**Items from a data source:**
◆ ◆ ◆
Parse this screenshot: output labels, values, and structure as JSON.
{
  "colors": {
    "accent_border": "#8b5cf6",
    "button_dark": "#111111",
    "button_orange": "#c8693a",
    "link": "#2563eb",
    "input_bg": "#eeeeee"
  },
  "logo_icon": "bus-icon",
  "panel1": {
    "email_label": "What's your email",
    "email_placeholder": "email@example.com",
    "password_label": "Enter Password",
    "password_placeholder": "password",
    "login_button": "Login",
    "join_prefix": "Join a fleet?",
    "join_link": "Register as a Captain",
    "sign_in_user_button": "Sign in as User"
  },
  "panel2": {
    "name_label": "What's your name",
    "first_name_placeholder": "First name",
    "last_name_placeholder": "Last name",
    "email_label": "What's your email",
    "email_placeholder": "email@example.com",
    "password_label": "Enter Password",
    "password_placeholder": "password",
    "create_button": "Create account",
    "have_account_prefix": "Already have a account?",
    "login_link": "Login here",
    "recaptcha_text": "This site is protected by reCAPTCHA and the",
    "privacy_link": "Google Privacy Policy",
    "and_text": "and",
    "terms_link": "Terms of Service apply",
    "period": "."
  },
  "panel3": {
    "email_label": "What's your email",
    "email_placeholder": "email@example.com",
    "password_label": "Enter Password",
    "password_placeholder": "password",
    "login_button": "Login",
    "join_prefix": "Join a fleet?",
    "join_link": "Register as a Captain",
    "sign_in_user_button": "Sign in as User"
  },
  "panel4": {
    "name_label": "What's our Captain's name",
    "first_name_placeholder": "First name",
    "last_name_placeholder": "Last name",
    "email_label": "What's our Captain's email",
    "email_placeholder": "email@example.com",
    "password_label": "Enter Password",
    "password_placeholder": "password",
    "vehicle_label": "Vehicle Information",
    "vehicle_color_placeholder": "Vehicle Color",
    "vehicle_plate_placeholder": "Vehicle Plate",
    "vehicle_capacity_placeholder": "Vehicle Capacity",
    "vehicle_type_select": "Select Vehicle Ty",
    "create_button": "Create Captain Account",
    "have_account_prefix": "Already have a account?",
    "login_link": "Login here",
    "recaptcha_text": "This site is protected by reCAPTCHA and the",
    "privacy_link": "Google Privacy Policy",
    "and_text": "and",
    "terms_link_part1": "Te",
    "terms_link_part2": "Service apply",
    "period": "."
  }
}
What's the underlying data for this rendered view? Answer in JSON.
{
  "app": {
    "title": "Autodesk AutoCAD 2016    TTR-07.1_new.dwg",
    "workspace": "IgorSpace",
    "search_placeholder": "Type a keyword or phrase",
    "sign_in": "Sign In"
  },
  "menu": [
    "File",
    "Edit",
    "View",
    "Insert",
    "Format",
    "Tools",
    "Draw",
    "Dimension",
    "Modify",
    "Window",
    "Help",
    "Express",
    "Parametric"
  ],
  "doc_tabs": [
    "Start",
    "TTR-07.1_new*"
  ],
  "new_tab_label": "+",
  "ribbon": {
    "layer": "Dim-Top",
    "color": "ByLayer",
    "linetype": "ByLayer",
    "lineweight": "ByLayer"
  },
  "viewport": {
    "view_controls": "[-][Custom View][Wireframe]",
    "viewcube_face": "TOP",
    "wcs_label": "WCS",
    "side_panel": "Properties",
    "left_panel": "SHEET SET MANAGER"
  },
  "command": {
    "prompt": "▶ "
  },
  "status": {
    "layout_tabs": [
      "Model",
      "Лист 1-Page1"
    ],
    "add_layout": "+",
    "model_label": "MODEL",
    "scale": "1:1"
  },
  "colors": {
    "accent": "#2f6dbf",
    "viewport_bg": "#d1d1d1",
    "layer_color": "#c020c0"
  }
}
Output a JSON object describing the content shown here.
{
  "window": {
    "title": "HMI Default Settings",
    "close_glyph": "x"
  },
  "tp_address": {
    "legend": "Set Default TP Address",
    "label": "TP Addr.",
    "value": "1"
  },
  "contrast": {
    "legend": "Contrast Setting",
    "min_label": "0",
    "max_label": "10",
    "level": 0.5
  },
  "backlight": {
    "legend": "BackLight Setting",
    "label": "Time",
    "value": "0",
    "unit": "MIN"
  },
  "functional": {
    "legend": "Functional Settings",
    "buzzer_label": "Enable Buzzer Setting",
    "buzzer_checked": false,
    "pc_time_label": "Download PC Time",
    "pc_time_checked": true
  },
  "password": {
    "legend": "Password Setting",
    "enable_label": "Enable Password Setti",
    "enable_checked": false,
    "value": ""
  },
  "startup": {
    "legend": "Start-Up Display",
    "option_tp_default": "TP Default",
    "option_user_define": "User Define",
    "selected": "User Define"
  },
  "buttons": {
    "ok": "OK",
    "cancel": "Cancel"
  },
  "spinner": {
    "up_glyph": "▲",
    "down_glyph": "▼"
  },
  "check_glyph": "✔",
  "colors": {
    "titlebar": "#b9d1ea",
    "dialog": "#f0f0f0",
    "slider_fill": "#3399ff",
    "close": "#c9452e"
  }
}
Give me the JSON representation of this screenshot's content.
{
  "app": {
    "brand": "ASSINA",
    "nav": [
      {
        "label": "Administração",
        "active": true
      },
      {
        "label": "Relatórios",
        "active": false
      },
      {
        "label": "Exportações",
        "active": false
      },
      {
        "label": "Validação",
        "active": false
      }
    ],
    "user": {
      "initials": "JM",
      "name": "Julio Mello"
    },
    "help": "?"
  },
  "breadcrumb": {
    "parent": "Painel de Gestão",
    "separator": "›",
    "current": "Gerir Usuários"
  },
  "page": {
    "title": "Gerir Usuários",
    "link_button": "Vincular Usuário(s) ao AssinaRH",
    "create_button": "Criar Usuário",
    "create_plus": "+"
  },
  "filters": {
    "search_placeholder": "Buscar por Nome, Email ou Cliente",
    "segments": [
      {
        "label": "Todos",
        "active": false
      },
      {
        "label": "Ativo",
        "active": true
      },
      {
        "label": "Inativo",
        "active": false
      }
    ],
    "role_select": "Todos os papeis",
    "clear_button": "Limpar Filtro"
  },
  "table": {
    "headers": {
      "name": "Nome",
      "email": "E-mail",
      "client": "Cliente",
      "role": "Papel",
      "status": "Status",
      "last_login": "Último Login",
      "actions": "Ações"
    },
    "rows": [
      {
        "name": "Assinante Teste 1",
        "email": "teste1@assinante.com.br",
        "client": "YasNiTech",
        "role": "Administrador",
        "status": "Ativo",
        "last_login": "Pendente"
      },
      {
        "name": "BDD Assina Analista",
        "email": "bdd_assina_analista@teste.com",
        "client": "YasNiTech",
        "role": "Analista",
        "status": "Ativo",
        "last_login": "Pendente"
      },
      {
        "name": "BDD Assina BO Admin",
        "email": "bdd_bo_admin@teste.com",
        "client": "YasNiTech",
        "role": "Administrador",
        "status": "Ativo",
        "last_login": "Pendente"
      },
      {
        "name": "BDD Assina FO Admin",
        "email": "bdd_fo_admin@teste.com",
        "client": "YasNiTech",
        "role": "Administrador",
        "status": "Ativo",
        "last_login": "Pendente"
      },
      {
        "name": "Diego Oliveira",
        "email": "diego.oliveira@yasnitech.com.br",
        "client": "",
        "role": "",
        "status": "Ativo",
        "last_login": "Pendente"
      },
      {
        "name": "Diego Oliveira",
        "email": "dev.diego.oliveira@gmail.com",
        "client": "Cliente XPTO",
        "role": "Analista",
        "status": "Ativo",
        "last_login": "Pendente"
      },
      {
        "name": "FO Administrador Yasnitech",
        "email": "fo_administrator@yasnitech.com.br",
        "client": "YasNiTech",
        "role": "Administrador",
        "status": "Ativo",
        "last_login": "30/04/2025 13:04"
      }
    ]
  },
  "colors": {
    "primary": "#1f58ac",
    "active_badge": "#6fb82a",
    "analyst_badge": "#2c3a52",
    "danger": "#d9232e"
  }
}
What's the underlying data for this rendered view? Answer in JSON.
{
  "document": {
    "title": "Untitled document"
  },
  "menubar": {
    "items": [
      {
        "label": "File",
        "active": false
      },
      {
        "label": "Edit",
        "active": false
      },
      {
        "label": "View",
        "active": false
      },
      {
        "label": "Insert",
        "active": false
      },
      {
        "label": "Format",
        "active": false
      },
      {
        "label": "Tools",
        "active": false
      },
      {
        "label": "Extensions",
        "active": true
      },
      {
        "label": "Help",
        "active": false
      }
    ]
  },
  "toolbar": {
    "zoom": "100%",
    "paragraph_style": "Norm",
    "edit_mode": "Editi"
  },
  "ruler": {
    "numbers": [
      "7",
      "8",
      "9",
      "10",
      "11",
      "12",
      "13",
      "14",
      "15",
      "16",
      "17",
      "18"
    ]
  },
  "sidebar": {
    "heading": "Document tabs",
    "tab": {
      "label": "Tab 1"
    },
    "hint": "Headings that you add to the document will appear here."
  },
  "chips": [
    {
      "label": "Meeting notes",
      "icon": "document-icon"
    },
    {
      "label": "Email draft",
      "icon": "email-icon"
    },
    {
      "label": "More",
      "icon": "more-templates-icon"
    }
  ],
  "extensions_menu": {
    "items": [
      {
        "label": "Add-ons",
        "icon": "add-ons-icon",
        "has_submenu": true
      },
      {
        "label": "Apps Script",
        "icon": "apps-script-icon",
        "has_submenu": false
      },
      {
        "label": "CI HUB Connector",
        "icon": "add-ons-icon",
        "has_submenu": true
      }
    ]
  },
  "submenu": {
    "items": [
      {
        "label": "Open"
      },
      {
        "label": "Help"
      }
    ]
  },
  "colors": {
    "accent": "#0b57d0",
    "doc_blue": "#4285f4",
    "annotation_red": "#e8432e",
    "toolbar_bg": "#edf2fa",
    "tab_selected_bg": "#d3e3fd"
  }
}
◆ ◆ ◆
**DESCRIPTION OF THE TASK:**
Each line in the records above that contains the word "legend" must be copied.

**SOLUTION TO THE PROBLEM:**
    "legend": "Set Default TP Address",
    "legend": "Contrast Setting",
    "legend": "BackLight Setting",
    "legend": "Functional Settings",
    "legend": "Password Setting",
    "legend": "Start-Up Display",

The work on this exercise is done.